- Information given:
-=-=-=-=-

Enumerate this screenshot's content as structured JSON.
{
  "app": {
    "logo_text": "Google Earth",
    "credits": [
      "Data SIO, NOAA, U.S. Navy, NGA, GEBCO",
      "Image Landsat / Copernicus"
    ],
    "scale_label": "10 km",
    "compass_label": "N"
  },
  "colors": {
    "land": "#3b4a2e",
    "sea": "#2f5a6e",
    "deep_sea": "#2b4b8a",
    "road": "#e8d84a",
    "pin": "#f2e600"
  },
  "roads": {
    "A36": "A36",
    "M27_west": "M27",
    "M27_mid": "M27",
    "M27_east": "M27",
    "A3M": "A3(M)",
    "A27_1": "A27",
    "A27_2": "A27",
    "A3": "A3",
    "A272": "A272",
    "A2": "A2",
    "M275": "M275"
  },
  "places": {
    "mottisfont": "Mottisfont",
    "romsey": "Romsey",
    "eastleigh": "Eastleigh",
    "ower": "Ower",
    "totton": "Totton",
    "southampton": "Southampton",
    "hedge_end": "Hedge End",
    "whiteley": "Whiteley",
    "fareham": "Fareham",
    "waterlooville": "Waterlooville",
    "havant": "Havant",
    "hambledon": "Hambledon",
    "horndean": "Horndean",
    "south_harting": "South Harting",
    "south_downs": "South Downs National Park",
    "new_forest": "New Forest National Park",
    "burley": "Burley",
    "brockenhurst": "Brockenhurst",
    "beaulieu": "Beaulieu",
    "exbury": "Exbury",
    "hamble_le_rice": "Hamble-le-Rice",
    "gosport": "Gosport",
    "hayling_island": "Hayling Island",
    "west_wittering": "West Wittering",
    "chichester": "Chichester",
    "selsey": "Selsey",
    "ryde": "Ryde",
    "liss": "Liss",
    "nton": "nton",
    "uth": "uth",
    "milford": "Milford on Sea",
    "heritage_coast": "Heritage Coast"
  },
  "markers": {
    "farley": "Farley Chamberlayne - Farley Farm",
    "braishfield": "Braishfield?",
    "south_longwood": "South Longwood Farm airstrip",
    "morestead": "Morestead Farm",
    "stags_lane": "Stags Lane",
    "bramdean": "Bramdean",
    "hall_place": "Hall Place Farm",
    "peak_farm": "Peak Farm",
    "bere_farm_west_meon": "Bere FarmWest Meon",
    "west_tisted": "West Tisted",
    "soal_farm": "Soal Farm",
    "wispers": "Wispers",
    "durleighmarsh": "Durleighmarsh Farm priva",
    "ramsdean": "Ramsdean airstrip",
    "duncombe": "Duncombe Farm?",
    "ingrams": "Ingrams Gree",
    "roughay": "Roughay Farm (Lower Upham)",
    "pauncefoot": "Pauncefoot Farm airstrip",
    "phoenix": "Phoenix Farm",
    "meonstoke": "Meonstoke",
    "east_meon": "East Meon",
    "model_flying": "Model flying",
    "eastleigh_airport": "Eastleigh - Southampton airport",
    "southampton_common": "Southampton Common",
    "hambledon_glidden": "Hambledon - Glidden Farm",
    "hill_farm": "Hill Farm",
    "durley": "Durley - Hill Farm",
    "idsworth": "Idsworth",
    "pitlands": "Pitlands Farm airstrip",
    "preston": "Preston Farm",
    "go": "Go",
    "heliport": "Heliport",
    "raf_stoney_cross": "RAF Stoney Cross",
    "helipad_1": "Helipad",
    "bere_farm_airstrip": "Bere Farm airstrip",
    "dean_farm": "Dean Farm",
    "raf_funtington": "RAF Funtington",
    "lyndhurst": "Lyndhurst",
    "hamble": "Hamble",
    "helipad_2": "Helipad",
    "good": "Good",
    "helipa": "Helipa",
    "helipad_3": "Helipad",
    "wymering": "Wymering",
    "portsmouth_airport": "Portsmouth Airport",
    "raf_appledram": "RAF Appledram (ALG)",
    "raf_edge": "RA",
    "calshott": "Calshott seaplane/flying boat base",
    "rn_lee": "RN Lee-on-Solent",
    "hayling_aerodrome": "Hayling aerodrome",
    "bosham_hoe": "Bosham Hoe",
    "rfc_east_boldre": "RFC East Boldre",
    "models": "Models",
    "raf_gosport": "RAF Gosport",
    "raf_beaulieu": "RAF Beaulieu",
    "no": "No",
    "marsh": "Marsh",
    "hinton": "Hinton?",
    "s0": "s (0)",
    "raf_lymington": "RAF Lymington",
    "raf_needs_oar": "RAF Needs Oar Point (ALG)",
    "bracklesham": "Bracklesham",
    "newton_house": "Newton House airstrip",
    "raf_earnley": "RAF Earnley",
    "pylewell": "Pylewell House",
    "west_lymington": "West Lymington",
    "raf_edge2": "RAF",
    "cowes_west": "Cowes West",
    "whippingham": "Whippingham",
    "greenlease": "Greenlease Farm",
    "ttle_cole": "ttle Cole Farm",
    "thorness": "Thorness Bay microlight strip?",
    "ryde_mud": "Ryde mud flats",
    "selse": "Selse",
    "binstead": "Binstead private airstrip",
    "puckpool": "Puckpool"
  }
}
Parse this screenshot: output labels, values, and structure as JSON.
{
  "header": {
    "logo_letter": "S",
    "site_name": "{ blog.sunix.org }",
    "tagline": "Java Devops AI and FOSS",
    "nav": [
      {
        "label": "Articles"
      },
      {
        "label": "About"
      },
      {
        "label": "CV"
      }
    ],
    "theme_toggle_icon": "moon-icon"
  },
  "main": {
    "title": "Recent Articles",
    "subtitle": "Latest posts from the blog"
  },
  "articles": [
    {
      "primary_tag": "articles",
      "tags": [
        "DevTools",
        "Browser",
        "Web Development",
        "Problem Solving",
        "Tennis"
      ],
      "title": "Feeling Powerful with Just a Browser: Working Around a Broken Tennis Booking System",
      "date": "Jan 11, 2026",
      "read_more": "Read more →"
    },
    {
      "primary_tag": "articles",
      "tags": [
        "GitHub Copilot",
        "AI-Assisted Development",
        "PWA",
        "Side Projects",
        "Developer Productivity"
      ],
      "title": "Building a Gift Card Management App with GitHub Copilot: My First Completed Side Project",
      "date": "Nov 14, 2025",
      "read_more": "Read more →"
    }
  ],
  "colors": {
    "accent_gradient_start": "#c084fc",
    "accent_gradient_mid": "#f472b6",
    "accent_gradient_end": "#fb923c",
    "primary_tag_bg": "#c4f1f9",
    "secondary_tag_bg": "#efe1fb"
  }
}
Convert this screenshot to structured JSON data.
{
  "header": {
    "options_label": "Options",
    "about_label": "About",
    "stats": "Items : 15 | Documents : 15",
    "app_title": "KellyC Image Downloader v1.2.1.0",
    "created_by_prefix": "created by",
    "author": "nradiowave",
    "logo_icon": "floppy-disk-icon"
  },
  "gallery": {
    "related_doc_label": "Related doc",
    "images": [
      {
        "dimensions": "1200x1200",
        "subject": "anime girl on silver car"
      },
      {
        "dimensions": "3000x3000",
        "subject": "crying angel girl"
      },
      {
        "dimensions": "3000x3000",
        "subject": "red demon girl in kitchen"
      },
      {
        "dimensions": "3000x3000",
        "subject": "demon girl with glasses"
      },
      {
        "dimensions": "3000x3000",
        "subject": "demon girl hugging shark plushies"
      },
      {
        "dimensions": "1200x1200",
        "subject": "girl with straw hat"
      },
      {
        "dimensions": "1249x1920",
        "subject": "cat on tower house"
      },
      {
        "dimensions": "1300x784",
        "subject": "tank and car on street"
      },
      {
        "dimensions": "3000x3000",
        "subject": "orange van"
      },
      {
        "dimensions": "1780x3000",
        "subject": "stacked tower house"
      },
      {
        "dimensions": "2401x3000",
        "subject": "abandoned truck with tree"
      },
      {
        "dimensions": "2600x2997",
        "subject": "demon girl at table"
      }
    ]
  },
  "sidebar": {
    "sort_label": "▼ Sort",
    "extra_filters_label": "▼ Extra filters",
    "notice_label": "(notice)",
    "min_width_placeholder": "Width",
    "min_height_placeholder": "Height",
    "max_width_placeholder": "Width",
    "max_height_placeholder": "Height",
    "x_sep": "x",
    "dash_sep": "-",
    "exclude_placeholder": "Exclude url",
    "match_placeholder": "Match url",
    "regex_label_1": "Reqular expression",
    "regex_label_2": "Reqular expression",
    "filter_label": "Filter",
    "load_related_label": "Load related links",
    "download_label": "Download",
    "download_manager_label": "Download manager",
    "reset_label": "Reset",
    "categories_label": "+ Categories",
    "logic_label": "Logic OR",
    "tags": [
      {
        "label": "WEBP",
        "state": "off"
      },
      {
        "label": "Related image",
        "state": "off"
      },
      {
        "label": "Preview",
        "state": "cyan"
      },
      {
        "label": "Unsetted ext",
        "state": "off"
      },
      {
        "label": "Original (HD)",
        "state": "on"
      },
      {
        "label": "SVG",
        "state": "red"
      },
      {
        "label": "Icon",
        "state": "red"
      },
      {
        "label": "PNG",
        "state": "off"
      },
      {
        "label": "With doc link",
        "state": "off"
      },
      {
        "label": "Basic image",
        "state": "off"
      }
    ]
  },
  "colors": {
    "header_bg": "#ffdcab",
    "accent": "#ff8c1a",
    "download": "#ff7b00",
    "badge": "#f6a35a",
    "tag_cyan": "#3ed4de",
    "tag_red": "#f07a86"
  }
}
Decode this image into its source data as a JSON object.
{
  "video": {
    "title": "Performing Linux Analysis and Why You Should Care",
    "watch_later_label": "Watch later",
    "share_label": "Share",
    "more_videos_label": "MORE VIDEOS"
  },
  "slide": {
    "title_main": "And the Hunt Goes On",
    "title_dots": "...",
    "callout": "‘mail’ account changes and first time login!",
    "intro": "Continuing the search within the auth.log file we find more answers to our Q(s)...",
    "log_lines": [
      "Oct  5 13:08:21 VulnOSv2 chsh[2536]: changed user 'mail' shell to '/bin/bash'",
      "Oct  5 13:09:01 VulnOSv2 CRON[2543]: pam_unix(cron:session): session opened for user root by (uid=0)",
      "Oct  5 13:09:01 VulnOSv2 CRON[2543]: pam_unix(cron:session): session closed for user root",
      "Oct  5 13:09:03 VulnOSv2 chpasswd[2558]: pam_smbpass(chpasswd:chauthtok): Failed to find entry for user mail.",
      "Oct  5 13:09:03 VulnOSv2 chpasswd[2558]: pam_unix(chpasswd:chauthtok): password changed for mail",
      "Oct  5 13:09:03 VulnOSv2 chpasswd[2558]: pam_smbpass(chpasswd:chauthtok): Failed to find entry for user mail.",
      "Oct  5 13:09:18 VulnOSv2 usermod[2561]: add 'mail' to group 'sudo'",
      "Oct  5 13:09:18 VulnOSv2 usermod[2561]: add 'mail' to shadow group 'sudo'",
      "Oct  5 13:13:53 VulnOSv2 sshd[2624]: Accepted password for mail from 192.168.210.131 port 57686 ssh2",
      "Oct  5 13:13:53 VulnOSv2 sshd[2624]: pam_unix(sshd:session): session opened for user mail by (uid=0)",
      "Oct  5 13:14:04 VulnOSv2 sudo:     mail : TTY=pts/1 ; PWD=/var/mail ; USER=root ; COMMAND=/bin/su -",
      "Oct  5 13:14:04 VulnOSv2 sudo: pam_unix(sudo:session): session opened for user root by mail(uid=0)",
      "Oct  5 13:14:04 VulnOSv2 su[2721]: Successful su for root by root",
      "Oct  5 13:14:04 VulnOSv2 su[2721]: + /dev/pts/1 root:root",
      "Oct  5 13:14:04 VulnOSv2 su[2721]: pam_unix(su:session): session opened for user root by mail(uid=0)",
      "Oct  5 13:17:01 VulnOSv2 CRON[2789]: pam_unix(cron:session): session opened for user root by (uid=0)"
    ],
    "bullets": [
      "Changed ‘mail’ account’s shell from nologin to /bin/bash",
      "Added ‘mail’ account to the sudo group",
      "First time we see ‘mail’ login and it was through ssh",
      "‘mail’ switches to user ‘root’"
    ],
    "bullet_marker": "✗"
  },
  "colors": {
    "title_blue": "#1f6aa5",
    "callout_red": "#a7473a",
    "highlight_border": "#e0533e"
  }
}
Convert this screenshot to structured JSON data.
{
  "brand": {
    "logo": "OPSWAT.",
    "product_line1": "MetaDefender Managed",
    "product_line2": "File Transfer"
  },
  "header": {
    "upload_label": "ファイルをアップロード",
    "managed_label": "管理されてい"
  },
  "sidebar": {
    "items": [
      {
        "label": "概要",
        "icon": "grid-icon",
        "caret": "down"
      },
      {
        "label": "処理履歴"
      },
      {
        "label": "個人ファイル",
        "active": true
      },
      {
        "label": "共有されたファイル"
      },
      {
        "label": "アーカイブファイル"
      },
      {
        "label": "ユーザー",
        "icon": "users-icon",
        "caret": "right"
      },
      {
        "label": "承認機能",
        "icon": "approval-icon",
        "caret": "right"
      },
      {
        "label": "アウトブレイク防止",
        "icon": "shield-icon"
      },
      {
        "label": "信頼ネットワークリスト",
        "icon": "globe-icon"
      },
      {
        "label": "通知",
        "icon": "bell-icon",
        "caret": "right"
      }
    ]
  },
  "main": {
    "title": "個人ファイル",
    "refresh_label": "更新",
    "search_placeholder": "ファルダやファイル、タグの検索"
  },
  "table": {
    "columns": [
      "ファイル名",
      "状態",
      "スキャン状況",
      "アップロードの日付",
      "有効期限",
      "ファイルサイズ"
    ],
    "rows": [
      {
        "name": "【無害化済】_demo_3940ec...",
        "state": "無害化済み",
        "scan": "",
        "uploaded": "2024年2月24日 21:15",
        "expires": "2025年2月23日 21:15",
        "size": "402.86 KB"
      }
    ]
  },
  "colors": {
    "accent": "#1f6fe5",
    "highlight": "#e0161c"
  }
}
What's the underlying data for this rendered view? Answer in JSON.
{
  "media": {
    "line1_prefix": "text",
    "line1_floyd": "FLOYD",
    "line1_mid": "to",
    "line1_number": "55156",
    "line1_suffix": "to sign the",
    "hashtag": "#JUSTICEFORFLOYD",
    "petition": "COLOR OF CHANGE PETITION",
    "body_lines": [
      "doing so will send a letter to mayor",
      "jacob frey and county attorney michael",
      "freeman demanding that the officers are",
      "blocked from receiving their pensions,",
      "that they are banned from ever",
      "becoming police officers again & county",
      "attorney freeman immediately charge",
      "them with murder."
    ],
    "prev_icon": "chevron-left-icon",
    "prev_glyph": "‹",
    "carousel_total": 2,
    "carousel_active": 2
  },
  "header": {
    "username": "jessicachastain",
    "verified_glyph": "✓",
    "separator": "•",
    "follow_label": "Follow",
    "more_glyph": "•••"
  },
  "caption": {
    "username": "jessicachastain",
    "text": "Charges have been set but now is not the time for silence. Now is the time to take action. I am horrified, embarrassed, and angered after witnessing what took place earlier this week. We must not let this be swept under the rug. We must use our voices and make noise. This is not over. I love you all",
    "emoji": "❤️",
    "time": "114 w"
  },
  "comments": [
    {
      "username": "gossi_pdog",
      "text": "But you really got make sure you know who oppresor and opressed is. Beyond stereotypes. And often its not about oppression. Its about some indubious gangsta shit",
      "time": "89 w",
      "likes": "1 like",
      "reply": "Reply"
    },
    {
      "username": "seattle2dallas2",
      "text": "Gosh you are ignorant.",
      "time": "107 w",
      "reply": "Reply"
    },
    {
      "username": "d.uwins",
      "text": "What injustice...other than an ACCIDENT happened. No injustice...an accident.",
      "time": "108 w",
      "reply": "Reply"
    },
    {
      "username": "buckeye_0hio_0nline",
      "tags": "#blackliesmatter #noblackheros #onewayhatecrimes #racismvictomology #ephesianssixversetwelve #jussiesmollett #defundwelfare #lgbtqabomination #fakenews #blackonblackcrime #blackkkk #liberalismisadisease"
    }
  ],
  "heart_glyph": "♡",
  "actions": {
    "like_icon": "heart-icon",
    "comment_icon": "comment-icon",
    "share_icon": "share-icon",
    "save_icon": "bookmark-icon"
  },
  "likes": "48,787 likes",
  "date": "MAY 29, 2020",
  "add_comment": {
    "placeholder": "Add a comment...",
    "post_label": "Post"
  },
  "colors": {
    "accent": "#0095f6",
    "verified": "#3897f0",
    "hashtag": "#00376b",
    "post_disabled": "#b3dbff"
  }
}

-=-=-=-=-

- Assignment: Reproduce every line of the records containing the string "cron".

- Response for this exercise:
      "Oct  5 13:09:01 VulnOSv2 CRON[2543]: pam_unix(cron:session): session opened for user root by (uid=0)",
      "Oct  5 13:09:01 VulnOSv2 CRON[2543]: pam_unix(cron:session): session closed for user root",
      "Oct  5 13:17:01 VulnOSv2 CRON[2789]: pam_unix(cron:session): session opened for user root by (uid=0)"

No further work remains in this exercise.